The Biggest Story in the World
It can be really hard to think about climate change. We know it's happening. We know it spells disaster for ourselves and our kids and the polar bears. But even as the problem feels huge and urgent, it's also vague, somehow distant, a massive, dark stormfront just hovering there on the horizon. It'll be fine, we think, glancing nervously at it from time to time, hoping that someone more capable than us will step in.
With six months left in his long tenure as editor-in-chief of The Guardian, Alan Rusbridger decided that his newspaper would be that someone. They had to tell this tired, 20-year-old story in a way that felt different, in a way that engaged readers, and in a way, he hoped, that would effect real change. This fascinating fly-on-the-wall podcast follows Rusbridger and his team through the process of trying to tell that story. It's about the nuts-and-bolts of journalism - the research and the pitching and the frank newsroom debates - and the difficulties of trying to become a newspaper with a message. It's about the politics of climate change and the current, almost-fucked state of our planet, with perspectives from stakeholders across the spectrum: activists and skeptics, church leaders and Shell executives. Last, but not least, it's about Rusbridger himself, and his desire to leave a legacy that matters.
The 12-part series is concluded and it's totally gripping.

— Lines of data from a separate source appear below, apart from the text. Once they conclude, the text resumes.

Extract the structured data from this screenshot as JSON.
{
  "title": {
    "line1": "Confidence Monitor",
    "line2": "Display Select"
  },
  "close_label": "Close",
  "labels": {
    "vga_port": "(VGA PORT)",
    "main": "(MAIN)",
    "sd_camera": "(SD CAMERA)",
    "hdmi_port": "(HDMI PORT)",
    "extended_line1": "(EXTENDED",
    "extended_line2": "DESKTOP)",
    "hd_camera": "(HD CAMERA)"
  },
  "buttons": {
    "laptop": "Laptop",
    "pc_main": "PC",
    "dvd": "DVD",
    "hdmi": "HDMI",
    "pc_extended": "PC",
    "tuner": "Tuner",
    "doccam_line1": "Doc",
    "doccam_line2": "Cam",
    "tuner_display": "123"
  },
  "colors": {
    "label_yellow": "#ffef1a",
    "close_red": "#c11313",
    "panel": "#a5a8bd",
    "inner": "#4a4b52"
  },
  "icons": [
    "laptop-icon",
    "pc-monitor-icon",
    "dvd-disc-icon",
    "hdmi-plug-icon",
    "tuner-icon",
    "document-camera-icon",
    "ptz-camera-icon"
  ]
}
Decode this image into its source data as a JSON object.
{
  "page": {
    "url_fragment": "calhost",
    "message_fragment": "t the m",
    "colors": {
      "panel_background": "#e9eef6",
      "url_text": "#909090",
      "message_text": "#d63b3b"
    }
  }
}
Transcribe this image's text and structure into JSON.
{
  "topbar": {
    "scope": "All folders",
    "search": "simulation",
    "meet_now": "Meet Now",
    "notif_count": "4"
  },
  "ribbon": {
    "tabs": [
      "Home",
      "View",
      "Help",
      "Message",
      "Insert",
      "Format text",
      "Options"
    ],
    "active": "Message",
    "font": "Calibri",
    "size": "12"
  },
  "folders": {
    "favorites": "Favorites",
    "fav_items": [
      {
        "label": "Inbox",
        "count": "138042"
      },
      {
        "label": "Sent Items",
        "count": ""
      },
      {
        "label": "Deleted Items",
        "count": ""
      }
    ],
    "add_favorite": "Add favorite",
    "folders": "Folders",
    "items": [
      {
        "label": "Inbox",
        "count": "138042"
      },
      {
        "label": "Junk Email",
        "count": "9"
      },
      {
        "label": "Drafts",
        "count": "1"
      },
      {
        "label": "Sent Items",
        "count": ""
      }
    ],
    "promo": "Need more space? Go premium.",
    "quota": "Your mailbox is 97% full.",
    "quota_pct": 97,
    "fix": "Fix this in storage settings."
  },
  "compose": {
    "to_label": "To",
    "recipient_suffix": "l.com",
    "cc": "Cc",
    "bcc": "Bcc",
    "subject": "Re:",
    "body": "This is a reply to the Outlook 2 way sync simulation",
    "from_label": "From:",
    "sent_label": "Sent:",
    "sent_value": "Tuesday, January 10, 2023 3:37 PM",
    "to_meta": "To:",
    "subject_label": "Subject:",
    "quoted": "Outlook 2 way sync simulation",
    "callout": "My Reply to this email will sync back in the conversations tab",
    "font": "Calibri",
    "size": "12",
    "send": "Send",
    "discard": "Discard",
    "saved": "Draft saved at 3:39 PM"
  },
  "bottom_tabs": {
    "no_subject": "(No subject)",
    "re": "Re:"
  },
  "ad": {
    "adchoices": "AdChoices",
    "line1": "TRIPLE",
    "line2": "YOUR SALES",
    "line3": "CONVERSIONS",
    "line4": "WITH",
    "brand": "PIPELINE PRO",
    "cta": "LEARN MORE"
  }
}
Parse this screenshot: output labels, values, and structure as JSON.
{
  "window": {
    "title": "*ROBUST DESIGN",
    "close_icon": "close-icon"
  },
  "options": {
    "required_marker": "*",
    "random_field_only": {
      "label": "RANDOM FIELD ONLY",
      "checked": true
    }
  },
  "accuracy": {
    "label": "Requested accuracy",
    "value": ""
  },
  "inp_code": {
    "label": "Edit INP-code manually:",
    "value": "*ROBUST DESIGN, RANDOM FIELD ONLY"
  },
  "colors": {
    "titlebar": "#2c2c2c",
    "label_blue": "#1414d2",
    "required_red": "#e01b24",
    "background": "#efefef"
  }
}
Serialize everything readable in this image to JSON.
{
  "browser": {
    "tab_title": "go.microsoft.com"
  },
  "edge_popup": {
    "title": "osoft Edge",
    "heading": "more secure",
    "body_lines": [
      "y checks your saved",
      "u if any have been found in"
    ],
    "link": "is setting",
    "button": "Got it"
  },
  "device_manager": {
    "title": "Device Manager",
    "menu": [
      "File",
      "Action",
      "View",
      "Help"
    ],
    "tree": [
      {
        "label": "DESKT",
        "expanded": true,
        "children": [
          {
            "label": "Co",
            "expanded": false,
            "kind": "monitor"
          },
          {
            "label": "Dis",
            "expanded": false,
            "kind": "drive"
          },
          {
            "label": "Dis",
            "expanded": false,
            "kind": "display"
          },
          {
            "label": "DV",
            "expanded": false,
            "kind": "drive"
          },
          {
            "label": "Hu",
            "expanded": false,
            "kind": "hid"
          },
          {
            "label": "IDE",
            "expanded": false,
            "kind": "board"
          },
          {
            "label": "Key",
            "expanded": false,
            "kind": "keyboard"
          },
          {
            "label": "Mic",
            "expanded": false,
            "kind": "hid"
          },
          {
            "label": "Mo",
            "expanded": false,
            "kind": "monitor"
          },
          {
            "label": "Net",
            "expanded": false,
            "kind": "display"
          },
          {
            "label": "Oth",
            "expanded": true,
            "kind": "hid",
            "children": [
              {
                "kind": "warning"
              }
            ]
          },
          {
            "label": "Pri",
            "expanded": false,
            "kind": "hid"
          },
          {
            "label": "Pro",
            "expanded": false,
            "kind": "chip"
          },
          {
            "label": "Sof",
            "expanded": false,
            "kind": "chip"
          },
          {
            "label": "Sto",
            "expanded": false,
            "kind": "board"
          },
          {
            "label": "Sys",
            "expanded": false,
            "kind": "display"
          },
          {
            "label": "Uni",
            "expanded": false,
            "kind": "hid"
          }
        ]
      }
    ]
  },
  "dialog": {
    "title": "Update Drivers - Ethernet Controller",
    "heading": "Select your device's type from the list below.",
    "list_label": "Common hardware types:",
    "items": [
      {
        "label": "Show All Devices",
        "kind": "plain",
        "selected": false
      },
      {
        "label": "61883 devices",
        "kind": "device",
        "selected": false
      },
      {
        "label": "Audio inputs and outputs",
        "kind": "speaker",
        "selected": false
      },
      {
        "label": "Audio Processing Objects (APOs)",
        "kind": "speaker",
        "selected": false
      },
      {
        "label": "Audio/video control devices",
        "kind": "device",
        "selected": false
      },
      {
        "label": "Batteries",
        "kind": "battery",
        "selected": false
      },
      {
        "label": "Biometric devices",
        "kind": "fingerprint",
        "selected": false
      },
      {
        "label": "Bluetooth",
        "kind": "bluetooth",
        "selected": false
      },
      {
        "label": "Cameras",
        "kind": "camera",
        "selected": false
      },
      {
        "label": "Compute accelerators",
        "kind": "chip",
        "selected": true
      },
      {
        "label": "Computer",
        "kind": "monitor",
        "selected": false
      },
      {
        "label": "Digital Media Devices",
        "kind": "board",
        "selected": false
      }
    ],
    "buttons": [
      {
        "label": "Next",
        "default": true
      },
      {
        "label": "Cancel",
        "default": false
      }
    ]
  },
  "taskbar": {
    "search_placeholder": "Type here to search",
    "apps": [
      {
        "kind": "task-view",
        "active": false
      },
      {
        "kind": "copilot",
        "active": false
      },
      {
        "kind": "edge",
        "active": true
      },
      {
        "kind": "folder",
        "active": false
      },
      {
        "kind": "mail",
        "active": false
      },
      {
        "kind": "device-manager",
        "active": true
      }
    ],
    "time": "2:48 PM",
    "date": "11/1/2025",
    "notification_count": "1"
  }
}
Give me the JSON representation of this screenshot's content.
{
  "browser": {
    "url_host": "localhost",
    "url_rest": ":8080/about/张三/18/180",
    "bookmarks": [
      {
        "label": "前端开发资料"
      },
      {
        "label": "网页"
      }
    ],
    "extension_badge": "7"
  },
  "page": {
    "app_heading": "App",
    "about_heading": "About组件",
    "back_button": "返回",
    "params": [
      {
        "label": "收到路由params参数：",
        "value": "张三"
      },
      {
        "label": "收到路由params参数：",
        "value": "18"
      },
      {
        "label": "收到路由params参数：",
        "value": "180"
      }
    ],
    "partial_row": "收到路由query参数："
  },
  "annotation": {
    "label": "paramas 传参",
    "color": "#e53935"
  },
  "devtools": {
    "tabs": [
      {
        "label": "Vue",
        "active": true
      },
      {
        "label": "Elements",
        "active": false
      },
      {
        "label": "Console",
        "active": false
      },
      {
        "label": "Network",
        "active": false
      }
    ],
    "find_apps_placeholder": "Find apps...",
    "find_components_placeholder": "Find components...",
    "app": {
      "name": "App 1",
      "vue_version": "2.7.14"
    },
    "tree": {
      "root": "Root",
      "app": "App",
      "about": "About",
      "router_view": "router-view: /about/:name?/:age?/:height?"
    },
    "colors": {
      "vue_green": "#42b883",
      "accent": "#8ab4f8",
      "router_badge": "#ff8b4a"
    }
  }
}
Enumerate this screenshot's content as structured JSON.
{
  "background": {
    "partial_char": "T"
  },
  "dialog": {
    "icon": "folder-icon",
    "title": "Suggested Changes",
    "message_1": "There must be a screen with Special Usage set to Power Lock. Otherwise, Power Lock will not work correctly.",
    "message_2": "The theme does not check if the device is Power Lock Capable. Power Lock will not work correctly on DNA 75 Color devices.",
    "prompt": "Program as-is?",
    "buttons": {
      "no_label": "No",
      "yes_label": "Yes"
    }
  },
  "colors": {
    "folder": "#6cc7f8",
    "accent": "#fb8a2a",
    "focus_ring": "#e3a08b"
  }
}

Ingest whole.
Gateway episodes: Episode 1, Keep it in the ground (11 March) / Episode 6, Psychology (29 Apr) / Episode 10, Shell (27 May)